**Task**
Where the string "screenshot" occurs in a line of the data below, that line should be copied.

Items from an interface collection

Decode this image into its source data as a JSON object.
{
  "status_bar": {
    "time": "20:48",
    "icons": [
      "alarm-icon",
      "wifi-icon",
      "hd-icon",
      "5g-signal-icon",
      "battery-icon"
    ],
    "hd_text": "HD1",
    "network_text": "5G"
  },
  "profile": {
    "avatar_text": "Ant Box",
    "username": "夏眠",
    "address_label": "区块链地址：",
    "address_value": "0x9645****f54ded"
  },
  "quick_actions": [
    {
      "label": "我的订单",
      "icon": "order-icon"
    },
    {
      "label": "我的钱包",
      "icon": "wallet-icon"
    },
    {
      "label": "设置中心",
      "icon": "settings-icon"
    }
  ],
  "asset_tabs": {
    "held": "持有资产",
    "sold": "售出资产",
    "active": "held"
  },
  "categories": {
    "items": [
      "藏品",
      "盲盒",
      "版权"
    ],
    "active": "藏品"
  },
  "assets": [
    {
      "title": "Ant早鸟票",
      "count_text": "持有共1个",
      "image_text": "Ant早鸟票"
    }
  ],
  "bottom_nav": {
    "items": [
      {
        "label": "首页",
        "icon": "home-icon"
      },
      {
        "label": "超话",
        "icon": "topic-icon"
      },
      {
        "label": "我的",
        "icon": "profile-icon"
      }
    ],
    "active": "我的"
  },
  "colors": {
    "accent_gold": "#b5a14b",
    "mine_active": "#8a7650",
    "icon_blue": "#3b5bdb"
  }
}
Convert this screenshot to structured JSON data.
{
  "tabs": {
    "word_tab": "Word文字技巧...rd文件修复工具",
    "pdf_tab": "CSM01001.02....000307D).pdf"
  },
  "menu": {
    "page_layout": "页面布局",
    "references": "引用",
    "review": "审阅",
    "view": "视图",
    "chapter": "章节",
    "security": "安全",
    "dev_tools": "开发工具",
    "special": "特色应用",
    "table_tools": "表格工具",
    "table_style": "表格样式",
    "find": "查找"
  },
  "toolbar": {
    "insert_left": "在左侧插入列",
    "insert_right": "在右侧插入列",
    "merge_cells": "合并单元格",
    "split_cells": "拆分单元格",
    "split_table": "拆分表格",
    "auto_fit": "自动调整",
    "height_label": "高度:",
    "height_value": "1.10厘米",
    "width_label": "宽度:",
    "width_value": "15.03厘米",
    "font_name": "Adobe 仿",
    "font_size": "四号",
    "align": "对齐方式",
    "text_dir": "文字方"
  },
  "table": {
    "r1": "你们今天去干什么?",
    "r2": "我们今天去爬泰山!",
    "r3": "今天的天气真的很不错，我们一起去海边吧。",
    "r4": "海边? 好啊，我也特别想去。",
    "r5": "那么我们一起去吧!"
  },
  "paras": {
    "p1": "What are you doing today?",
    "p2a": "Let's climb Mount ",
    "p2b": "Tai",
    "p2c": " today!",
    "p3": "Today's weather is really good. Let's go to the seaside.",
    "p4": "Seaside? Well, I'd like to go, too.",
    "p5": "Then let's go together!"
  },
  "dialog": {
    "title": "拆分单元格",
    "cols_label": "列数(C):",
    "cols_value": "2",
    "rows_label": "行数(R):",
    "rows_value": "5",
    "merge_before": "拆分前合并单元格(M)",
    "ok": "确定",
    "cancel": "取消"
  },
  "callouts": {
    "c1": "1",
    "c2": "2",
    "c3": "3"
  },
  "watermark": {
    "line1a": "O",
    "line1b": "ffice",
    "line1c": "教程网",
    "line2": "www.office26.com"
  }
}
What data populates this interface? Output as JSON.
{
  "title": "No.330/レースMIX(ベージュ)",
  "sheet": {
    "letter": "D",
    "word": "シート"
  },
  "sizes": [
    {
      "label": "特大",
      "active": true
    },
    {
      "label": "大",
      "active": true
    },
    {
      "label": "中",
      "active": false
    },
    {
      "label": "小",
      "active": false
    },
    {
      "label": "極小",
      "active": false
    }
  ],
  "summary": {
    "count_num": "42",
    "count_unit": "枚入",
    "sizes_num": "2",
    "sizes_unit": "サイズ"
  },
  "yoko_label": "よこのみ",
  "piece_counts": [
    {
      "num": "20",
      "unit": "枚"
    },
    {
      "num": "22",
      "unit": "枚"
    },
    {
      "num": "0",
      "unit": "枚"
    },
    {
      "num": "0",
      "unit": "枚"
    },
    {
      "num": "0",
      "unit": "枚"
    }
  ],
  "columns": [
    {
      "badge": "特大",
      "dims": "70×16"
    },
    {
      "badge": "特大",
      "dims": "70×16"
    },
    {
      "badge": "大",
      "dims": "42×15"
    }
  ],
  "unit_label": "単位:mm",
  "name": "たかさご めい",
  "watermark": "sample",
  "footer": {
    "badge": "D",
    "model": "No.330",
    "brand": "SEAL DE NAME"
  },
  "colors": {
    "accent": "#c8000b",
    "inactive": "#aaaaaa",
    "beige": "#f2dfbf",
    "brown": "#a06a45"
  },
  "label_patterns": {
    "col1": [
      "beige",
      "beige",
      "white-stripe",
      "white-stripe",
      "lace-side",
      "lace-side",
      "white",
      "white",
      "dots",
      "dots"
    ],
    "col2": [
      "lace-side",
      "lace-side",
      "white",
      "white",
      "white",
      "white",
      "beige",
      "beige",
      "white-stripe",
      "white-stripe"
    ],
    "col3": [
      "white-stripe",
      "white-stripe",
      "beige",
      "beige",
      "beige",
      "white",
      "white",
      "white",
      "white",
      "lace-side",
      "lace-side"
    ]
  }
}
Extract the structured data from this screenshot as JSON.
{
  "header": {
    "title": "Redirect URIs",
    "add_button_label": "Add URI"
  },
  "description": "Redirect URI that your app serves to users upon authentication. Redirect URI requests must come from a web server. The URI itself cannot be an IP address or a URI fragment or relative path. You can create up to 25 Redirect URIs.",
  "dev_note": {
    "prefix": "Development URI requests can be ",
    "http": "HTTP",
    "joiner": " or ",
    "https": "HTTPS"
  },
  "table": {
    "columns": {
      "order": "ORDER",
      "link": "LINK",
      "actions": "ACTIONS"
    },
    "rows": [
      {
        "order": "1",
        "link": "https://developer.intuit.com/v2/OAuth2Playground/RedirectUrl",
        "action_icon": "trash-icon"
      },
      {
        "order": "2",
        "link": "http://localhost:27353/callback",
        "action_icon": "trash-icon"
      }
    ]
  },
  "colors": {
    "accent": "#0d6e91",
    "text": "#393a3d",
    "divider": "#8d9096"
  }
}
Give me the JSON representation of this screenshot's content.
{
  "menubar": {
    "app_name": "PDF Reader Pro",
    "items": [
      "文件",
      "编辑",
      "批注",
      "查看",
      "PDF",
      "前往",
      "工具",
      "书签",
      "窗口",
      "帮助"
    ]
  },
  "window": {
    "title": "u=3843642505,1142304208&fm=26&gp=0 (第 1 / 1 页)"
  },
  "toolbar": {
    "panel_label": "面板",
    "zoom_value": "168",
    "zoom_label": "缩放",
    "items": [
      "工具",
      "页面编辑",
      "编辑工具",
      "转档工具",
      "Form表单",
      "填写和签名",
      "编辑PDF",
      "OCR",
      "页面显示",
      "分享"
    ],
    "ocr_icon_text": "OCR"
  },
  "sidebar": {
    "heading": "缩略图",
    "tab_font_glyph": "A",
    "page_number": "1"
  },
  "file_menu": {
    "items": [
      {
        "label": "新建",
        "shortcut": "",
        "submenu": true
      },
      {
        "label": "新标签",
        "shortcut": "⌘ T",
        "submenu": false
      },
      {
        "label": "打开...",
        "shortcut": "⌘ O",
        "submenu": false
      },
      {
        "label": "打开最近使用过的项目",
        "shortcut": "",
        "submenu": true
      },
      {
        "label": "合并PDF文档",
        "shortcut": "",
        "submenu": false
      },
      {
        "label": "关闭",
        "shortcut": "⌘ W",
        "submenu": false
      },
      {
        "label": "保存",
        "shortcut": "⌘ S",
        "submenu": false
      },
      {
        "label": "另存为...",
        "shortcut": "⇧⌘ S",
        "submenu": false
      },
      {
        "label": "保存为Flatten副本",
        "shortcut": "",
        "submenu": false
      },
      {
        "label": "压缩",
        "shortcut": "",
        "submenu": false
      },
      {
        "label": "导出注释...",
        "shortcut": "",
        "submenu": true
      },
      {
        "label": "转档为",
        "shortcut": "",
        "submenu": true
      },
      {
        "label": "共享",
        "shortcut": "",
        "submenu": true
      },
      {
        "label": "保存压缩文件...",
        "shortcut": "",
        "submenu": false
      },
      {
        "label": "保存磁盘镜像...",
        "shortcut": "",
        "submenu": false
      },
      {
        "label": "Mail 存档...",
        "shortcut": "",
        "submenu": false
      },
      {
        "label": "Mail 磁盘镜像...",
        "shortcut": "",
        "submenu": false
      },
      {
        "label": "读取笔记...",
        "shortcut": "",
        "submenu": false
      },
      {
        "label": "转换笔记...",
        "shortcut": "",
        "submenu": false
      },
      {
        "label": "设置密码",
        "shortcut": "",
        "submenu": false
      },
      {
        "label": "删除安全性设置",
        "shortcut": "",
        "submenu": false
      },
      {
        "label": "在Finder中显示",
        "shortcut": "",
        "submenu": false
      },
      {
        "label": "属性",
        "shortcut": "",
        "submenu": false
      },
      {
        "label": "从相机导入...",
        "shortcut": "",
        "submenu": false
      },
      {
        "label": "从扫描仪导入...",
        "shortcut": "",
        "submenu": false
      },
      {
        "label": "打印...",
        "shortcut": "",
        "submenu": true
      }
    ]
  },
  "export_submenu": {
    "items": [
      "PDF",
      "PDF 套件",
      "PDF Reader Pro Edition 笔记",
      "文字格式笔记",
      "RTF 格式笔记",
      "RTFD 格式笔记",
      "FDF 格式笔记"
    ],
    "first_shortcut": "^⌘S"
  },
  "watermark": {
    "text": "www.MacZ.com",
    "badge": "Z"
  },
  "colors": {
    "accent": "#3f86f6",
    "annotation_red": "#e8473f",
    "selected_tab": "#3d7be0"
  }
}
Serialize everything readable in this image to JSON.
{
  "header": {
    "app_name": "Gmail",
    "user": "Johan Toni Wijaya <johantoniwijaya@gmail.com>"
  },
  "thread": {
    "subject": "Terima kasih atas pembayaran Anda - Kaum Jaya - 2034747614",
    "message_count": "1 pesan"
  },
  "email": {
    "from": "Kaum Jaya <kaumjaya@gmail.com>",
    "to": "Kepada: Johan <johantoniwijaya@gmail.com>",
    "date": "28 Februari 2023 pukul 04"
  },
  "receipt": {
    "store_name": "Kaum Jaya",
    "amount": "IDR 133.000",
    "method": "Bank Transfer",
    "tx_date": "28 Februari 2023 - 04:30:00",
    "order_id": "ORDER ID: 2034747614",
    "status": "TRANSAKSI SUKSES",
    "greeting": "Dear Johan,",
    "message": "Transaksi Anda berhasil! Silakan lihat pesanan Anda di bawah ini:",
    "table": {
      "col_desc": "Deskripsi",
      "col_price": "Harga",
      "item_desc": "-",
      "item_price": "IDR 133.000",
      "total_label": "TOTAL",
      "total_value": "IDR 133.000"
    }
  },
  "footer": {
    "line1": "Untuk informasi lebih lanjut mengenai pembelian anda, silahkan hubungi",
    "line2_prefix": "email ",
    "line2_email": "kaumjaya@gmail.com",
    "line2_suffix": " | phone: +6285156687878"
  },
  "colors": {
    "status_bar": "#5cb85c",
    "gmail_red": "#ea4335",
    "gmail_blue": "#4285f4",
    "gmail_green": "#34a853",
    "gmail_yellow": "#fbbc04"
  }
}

**Solution to this problem**
Convert this screenshot to structured JSON data.
Extract the structured data from this screenshot as JSON.
Give me the JSON representation of this screenshot's content.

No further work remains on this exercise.